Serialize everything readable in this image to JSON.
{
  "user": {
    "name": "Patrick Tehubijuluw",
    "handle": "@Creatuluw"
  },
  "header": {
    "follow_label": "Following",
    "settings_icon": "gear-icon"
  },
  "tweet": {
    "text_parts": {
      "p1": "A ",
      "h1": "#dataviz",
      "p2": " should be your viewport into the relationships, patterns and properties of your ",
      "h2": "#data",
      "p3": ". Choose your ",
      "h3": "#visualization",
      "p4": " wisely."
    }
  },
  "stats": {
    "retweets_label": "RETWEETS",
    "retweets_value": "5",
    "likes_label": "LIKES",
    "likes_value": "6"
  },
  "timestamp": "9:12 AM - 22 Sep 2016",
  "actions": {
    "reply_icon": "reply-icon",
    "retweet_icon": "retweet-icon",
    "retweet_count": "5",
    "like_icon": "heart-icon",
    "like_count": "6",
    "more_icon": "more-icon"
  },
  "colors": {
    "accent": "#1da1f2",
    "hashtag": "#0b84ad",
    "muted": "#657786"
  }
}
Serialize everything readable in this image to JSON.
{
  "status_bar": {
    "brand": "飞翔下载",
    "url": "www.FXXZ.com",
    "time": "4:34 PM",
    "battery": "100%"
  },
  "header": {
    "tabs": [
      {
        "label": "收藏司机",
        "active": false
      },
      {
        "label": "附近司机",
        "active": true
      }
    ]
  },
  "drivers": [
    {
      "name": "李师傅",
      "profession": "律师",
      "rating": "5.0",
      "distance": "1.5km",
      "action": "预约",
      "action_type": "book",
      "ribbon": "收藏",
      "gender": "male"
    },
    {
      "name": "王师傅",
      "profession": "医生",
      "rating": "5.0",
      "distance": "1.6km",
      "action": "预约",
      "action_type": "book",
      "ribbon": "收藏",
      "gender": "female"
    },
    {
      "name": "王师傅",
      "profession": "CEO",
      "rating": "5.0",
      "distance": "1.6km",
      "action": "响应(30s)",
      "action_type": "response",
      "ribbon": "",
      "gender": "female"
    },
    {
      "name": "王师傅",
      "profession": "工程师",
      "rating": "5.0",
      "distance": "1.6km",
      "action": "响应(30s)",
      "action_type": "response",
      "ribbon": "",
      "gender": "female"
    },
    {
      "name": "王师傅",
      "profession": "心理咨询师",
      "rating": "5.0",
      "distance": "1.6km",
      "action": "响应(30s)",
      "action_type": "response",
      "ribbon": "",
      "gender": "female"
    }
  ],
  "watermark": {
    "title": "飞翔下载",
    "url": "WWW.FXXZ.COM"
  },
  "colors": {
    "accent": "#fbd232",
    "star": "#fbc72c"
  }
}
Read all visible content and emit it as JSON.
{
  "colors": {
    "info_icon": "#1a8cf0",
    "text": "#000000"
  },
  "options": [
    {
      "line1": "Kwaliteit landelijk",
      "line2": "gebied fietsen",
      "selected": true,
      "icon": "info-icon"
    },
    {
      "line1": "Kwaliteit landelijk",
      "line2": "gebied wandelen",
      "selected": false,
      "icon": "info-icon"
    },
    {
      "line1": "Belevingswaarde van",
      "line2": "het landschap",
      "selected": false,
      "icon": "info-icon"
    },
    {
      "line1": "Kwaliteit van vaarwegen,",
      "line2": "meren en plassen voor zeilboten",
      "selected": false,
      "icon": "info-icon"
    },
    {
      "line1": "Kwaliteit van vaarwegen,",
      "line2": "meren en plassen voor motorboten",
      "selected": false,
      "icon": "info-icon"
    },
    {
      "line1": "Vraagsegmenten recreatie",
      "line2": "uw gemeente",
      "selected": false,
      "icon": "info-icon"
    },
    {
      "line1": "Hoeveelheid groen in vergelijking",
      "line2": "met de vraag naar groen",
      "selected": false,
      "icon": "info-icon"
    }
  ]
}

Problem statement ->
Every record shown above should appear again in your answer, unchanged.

Response below ->
Serialize everything readable in this image to JSON.
{
  "user": {
    "name": "Patrick Tehubijuluw",
    "handle": "@Creatuluw"
  },
  "header": {
    "follow_label": "Following",
    "settings_icon": "gear-icon"
  },
  "tweet": {
    "text_parts": {
      "p1": "A ",
      "h1": "#dataviz",
      "p2": " should be your viewport into the relationships, patterns and properties of your ",
      "h2": "#data",
      "p3": ". Choose your ",
      "h3": "#visualization",
      "p4": " wisely."
    }
  },
  "stats": {
    "retweets_label": "RETWEETS",
    "retweets_value": "5",
    "likes_label": "LIKES",
    "likes_value": "6"
  },
  "timestamp": "9:12 AM - 22 Sep 2016",
  "actions": {
    "reply_icon": "reply-icon",
    "retweet_icon": "retweet-icon",
    "retweet_count": "5",
    "like_icon": "heart-icon",
    "like_count": "6",
    "more_icon": "more-icon"
  },
  "colors": {
    "accent": "#1da1f2",
    "hashtag": "#0b84ad",
    "muted": "#657786"
  }
}
Serialize everything readable in this image to JSON.
{
  "status_bar": {
    "brand": "飞翔下载",
    "url": "www.FXXZ.com",
    "time": "4:34 PM",
    "battery": "100%"
  },
  "header": {
    "tabs": [
      {
        "label": "收藏司机",
        "active": false
      },
      {
        "label": "附近司机",
        "active": true
      }
    ]
  },
  "drivers": [
    {
      "name": "李师傅",
      "profession": "律师",
      "rating": "5.0",
      "distance": "1.5km",
      "action": "预约",
      "action_type": "book",
      "ribbon": "收藏",
      "gender": "male"
    },
    {
      "name": "王师傅",
      "profession": "医生",
      "rating": "5.0",
      "distance": "1.6km",
      "action": "预约",
      "action_type": "book",
      "ribbon": "收藏",
      "gender": "female"
    },
    {
      "name": "王师傅",
      "profession": "CEO",
      "rating": "5.0",
      "distance": "1.6km",
      "action": "响应(30s)",
      "action_type": "response",
      "ribbon": "",
      "gender": "female"
    },
    {
      "name": "王师傅",
      "profession": "工程师",
      "rating": "5.0",
      "distance": "1.6km",
      "action": "响应(30s)",
      "action_type": "response",
      "ribbon": "",
      "gender": "female"
    },
    {
      "name": "王师傅",
      "profession": "心理咨询师",
      "rating": "5.0",
      "distance": "1.6km",
      "action": "响应(30s)",
      "action_type": "response",
      "ribbon": "",
      "gender": "female"
    }
  ],
  "watermark": {
    "title": "飞翔下载",
    "url": "WWW.FXXZ.COM"
  },
  "colors": {
    "accent": "#fbd232",
    "star": "#fbc72c"
  }
}
Read all visible content and emit it as JSON.
{
  "colors": {
    "info_icon": "#1a8cf0",
    "text": "#000000"
  },
  "options": [
    {
      "line1": "Kwaliteit landelijk",
      "line2": "gebied fietsen",
      "selected": true,
      "icon": "info-icon"
    },
    {
      "line1": "Kwaliteit landelijk",
      "line2": "gebied wandelen",
      "selected": false,
      "icon": "info-icon"
    },
    {
      "line1": "Belevingswaarde van",
      "line2": "het landschap",
      "selected": false,
      "icon": "info-icon"
    },
    {
      "line1": "Kwaliteit van vaarwegen,",
      "line2": "meren en plassen voor zeilboten",
      "selected": false,
      "icon": "info-icon"
    },
    {
      "line1": "Kwaliteit van vaarwegen,",
      "line2": "meren en plassen voor motorboten",
      "selected": false,
      "icon": "info-icon"
    },
    {
      "line1": "Vraagsegmenten recreatie",
      "line2": "uw gemeente",
      "selected": false,
      "icon": "info-icon"
    },
    {
      "line1": "Hoeveelheid groen in vergelijking",
      "line2": "met de vraag naar groen",
      "selected": false,
      "icon": "info-icon"
    }
  ]
}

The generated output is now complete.